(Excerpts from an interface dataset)
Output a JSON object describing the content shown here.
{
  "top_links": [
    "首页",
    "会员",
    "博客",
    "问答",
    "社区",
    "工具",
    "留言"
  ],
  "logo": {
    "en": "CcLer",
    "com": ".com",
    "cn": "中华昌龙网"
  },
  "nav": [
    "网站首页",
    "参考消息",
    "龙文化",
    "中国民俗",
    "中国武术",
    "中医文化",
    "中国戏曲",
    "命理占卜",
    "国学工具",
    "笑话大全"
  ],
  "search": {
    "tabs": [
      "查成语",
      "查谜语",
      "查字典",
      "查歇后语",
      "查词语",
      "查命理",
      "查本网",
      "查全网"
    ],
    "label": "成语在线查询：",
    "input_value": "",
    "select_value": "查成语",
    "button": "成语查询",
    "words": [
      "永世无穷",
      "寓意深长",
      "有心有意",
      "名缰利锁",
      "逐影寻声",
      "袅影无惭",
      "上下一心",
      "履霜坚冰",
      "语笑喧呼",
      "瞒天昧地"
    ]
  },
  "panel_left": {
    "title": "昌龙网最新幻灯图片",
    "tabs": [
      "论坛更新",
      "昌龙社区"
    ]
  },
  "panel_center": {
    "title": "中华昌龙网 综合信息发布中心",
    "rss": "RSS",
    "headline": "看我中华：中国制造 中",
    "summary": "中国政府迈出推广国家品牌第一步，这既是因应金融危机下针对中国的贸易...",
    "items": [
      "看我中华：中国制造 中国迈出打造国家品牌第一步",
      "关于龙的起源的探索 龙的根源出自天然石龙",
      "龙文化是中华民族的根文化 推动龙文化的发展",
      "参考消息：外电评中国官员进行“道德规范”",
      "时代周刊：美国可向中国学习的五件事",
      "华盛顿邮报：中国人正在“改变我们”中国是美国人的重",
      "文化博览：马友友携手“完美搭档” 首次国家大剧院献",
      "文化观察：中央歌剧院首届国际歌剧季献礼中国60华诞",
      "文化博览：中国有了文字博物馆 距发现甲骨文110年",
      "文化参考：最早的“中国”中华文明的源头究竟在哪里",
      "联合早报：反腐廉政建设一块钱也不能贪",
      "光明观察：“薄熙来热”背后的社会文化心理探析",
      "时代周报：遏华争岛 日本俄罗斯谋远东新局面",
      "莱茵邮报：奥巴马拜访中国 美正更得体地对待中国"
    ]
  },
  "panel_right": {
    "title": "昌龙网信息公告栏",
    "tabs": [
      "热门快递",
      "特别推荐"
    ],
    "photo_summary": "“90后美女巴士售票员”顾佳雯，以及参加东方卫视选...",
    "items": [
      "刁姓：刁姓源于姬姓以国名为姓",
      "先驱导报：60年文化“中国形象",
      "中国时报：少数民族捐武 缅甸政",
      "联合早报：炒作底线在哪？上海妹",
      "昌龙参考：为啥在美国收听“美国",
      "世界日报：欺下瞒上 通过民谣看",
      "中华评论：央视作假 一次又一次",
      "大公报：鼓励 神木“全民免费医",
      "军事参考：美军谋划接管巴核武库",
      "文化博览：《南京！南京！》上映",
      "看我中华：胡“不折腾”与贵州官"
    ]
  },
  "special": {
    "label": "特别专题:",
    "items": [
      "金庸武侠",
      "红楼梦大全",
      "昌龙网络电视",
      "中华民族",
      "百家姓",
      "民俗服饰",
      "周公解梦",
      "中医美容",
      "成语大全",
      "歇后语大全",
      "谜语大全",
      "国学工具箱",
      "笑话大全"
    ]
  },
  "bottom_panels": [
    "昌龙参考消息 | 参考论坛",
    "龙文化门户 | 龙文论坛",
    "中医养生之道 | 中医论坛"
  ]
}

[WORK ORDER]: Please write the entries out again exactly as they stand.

[WRITTEN RESPONSE]:
Output a JSON object describing the content shown here.
{
  "top_links": [
    "首页",
    "会员",
    "博客",
    "问答",
    "社区",
    "工具",
    "留言"
  ],
  "logo": {
    "en": "CcLer",
    "com": ".com",
    "cn": "中华昌龙网"
  },
  "nav": [
    "网站首页",
    "参考消息",
    "龙文化",
    "中国民俗",
    "中国武术",
    "中医文化",
    "中国戏曲",
    "命理占卜",
    "国学工具",
    "笑话大全"
  ],
  "search": {
    "tabs": [
      "查成语",
      "查谜语",
      "查字典",
      "查歇后语",
      "查词语",
      "查命理",
      "查本网",
      "查全网"
    ],
    "label": "成语在线查询：",
    "input_value": "",
    "select_value": "查成语",
    "button": "成语查询",
    "words": [
      "永世无穷",
      "寓意深长",
      "有心有意",
      "名缰利锁",
      "逐影寻声",
      "袅影无惭",
      "上下一心",
      "履霜坚冰",
      "语笑喧呼",
      "瞒天昧地"
    ]
  },
  "panel_left": {
    "title": "昌龙网最新幻灯图片",
    "tabs": [
      "论坛更新",
      "昌龙社区"
    ]
  },
  "panel_center": {
    "title": "中华昌龙网 综合信息发布中心",
    "rss": "RSS",
    "headline": "看我中华：中国制造 中",
    "summary": "中国政府迈出推广国家品牌第一步，这既是因应金融危机下针对中国的贸易...",
    "items": [
      "看我中华：中国制造 中国迈出打造国家品牌第一步",
      "关于龙的起源的探索 龙的根源出自天然石龙",
      "龙文化是中华民族的根文化 推动龙文化的发展",
      "参考消息：外电评中国官员进行“道德规范”",
      "时代周刊：美国可向中国学习的五件事",
      "华盛顿邮报：中国人正在“改变我们”中国是美国人的重",
      "文化博览：马友友携手“完美搭档” 首次国家大剧院献",
      "文化观察：中央歌剧院首届国际歌剧季献礼中国60华诞",
      "文化博览：中国有了文字博物馆 距发现甲骨文110年",
      "文化参考：最早的“中国”中华文明的源头究竟在哪里",
      "联合早报：反腐廉政建设一块钱也不能贪",
      "光明观察：“薄熙来热”背后的社会文化心理探析",
      "时代周报：遏华争岛 日本俄罗斯谋远东新局面",
      "莱茵邮报：奥巴马拜访中国 美正更得体地对待中国"
    ]
  },
  "panel_right": {
    "title": "昌龙网信息公告栏",
    "tabs": [
      "热门快递",
      "特别推荐"
    ],
    "photo_summary": "“90后美女巴士售票员”顾佳雯，以及参加东方卫视选...",
    "items": [
      "刁姓：刁姓源于姬姓以国名为姓",
      "先驱导报：60年文化“中国形象",
      "中国时报：少数民族捐武 缅甸政",
      "联合早报：炒作底线在哪？上海妹",
      "昌龙参考：为啥在美国收听“美国",
      "世界日报：欺下瞒上 通过民谣看",
      "中华评论：央视作假 一次又一次",
      "大公报：鼓励 神木“全民免费医",
      "军事参考：美军谋划接管巴核武库",
      "文化博览：《南京！南京！》上映",
      "看我中华：胡“不折腾”与贵州官"
    ]
  },
  "special": {
    "label": "特别专题:",
    "items": [
      "金庸武侠",
      "红楼梦大全",
      "昌龙网络电视",
      "中华民族",
      "百家姓",
      "民俗服饰",
      "周公解梦",
      "中医美容",
      "成语大全",
      "歇后语大全",
      "谜语大全",
      "国学工具箱",
      "笑话大全"
    ]
  },
  "bottom_panels": [
    "昌龙参考消息 | 参考论坛",
    "龙文化门户 | 龙文论坛",
    "中医养生之道 | 中医论坛"
  ]
}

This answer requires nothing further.